How many times have we heard these phrases muttered? From the playground to professional sporting events, we continue to insult people by saying they do things like a girl.

But why is doing something “like a girl” a bad thing? Why are we still perpetuating the idea that girls are less capable than boys?

Title IX was passed in 1972 and ruled that no person can be excluded from any educational program or program that receives federal funding based on sex. With this, came the creation of more women’s sports team—something that previous women could only dream of.

A year later, Billie Jean King, 29, beat Bobby Riggs, 55 in the “Battle of the Sexes” tennis match. She played tennis like a girl and won.

But “like a girl” has become so engrained in our minds as a negative thing and for some reason, females don’t see it as degrading. I would be lying if I said I never said some professional athlete “threw like a girl” when he messed up and got some laughs without realizing what I was really doing. I was perpetuating a stereotype and letting down the women before me who fought for a girl’s right to even throw a ball.

But I know that “like a girl” isn’t a bad thing. Just look at the title of my blog. I run like a girl doesn’t mean I run slow or wrong. It means that I run and I’m powerful.

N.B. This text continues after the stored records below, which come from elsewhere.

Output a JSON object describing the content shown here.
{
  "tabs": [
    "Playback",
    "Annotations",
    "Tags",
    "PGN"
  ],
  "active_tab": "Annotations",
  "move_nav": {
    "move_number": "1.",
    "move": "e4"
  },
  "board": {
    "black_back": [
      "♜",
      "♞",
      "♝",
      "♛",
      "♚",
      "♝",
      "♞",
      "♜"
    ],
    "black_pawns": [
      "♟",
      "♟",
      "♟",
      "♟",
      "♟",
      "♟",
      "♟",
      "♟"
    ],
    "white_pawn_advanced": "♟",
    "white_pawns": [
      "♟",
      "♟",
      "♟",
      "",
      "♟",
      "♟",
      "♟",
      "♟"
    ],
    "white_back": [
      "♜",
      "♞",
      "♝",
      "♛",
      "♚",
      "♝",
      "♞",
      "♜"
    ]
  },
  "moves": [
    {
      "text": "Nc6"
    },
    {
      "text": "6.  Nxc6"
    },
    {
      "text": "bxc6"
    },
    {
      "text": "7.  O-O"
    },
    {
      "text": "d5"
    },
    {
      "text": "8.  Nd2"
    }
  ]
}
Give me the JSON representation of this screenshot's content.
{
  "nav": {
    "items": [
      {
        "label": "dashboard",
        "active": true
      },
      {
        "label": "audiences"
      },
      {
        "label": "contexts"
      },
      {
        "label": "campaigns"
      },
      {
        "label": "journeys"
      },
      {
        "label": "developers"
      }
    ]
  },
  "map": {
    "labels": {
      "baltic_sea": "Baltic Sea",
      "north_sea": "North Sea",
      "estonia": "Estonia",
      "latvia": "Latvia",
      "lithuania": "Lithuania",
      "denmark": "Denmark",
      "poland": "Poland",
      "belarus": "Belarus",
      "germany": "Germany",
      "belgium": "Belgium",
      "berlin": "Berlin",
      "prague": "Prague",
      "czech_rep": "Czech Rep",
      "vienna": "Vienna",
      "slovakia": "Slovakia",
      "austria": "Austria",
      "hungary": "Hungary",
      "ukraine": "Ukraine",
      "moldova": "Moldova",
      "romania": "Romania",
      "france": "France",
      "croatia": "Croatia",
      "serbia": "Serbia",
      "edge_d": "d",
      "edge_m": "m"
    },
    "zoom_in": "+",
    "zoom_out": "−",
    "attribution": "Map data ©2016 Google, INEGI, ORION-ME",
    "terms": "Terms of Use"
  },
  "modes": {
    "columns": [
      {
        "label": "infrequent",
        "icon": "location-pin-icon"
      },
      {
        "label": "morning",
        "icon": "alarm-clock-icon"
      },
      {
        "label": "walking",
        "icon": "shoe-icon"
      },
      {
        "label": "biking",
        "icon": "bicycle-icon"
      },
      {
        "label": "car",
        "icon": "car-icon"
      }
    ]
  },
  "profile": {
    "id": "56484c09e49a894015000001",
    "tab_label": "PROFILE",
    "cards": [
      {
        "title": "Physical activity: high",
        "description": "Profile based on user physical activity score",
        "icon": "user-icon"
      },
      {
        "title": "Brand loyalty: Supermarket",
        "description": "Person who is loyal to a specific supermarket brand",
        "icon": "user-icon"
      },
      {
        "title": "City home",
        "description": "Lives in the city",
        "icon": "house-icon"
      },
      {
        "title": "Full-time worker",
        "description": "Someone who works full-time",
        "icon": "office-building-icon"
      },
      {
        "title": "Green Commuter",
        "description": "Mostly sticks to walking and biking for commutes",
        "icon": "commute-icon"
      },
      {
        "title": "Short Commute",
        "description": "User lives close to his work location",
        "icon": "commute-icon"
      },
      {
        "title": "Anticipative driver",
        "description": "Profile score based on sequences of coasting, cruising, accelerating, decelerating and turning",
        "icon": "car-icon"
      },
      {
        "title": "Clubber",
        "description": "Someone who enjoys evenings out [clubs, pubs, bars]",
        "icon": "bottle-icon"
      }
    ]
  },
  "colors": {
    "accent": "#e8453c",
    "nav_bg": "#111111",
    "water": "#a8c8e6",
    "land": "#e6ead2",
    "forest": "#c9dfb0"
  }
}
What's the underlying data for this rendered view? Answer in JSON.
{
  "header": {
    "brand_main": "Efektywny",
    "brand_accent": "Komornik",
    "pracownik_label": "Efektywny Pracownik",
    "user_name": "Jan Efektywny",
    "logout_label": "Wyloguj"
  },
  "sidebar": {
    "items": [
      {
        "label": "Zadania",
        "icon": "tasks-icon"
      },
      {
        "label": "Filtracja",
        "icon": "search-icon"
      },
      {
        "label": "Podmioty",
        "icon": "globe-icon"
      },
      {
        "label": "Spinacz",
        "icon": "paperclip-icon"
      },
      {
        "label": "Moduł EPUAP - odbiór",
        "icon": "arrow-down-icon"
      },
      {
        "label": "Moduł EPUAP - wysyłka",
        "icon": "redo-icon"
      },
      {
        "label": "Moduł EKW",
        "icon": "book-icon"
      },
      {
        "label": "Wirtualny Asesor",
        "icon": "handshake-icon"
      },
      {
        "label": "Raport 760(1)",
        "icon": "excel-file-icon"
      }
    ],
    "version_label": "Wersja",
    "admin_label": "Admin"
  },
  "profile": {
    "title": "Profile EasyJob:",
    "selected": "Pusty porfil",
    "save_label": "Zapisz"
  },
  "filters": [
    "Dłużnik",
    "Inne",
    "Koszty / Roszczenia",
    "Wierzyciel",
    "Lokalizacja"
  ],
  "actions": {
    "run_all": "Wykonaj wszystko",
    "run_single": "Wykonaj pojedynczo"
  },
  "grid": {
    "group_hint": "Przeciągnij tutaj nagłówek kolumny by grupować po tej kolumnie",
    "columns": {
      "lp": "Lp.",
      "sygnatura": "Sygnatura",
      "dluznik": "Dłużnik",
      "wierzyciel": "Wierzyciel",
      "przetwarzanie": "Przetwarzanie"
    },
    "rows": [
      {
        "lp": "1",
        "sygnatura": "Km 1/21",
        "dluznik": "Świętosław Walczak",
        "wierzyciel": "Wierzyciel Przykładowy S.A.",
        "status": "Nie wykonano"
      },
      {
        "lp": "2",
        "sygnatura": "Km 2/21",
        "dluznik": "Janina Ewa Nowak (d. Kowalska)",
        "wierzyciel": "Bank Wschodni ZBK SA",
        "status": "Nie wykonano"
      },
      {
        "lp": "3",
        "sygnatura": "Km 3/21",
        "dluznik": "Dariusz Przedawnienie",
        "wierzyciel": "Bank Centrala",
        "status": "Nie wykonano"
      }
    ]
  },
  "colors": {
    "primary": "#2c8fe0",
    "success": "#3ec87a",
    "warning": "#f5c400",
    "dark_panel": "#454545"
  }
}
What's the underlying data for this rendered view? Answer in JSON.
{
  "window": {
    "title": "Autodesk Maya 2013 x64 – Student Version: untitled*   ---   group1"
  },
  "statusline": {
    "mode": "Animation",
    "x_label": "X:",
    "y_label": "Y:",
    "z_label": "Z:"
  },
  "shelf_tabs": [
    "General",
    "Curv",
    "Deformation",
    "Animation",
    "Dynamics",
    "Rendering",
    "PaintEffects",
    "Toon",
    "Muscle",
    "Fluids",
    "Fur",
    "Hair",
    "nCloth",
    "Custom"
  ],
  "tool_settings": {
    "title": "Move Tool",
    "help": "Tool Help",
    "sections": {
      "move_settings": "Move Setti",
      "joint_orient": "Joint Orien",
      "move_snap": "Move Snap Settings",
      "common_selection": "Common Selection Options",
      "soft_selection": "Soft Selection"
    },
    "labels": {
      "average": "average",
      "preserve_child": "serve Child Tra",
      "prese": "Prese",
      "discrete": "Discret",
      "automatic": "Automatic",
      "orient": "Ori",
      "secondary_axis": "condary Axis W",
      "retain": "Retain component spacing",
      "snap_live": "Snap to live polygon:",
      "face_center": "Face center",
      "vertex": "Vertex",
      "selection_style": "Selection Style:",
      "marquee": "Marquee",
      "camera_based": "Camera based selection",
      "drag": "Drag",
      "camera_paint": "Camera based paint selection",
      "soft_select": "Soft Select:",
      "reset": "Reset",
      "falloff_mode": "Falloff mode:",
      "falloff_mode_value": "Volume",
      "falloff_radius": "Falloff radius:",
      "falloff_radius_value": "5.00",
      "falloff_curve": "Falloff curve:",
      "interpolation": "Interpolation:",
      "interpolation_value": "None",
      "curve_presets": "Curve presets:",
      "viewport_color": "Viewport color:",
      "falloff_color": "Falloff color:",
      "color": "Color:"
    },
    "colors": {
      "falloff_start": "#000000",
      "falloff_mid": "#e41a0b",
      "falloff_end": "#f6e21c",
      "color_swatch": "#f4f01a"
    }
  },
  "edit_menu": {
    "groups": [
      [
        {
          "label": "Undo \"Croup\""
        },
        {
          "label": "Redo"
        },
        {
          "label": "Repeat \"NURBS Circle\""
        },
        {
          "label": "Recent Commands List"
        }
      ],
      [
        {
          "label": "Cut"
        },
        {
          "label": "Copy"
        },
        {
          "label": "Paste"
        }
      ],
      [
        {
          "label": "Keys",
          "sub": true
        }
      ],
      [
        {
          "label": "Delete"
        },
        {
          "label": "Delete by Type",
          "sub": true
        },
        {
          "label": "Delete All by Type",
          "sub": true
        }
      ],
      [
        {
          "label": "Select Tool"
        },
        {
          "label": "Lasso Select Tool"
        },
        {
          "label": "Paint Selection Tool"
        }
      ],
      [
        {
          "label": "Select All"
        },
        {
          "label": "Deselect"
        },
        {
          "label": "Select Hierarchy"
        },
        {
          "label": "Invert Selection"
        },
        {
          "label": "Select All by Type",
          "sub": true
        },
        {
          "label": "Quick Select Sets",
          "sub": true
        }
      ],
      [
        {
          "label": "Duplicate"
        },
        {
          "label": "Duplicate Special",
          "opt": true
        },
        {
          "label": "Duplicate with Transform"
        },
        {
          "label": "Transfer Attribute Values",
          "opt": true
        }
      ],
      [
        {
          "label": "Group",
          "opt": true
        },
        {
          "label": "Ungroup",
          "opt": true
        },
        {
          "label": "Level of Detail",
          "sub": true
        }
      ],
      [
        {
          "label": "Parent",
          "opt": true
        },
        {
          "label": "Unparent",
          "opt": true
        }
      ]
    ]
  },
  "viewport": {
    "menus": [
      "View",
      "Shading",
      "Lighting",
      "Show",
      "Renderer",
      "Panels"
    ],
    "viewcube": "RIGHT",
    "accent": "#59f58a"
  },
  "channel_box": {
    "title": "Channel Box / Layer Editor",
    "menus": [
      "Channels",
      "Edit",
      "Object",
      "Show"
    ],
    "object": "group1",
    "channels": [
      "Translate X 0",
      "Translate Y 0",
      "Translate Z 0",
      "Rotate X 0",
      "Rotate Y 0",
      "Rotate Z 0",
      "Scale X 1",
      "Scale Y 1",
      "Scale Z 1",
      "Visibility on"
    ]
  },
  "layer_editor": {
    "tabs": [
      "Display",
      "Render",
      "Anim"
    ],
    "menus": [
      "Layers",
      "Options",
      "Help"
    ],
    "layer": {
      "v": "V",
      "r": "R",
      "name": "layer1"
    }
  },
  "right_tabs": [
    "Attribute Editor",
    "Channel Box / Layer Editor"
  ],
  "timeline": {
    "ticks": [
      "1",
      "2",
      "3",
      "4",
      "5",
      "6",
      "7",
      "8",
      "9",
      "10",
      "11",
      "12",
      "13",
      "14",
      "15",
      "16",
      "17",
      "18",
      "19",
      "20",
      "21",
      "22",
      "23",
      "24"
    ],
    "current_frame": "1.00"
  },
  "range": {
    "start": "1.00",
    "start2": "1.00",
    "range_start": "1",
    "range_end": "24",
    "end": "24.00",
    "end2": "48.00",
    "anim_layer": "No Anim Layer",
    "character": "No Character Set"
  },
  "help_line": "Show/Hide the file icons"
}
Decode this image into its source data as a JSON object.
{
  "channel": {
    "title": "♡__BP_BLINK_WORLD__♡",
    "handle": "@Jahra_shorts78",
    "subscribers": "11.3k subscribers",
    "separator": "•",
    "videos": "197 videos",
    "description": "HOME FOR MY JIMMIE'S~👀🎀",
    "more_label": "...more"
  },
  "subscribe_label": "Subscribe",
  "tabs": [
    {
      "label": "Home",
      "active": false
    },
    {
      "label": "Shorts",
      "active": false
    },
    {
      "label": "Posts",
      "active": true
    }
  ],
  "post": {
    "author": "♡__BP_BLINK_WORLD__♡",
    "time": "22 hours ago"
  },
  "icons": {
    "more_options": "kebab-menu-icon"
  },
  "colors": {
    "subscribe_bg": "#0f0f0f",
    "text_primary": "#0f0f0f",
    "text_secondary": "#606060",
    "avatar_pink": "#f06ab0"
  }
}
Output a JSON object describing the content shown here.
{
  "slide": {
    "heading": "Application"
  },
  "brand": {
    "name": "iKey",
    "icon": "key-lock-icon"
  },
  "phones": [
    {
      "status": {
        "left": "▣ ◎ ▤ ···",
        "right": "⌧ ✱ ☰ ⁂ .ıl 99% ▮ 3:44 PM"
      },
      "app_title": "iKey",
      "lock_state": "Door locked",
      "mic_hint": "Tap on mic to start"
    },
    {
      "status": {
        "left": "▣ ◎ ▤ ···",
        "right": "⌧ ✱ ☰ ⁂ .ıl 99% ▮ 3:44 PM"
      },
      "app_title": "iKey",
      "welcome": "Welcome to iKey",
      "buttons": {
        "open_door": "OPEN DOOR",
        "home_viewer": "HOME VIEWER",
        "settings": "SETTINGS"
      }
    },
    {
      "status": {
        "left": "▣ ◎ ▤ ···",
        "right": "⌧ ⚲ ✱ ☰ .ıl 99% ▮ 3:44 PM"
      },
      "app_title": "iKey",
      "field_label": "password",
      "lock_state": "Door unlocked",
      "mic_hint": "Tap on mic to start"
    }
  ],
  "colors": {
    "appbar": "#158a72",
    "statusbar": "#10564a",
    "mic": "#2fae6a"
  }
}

Always recently came out with a commercial, #likeagirl, which really struck a chord with me. I hadn’t realized until watching it what we have done by making little jokes about doing something like a girl until I saw young girls believing the stereotype.

The video is moving and will get you to rethink saying “like a girl” in bad light again. You can watch it here.

So I encourage everyone to only use “like a girl” for good. When you accomplish something great, say you did it like a girl. We should all be proud of our bodies and what we can do with them. “Like a girl” isn’t bad. “Like a girl” is what we do. 

Workout in the park

You don’t need a gym membership to get a good workout in! Whether you are saving money or home for the summer, you can workout sans the gym to stay fit and healthy. One of my favorite “no gym” workouts is a workout in the park. You can do this by yourself or with a friend for some extra motivation. And you can change it up to fit your own personal goals or work on certain body parts. (Disclaimer: I am not a personal trainer so workout at your own risk and consult a medical professional for advice.)

All you need for this workout is an open field. (Soccer ball is optional.)

To start: Run up and down the field three times each. (There and back is one). If you have a partner and a soccer ball you can make this more interesting (and fun) by kicking the soccer ball back and forth while you run. For an added challenge, sprint a quarter of the field every other run. 

After the first set of running: plank for one minute and bridge for one minute.

Repeat the same running pattern from before.

After that set: 30 push-ups and one minute of leg lifts.

Another running set.

Then: one minute of crunches, 30-50 squats.

One last set of running.

This workout allows you to get some cardio in with body weight training and toning at the same time. And it definitely wears you out. Make sure to listen to your body and take breaks when needed. 

Let me know what you think of my workout in the park!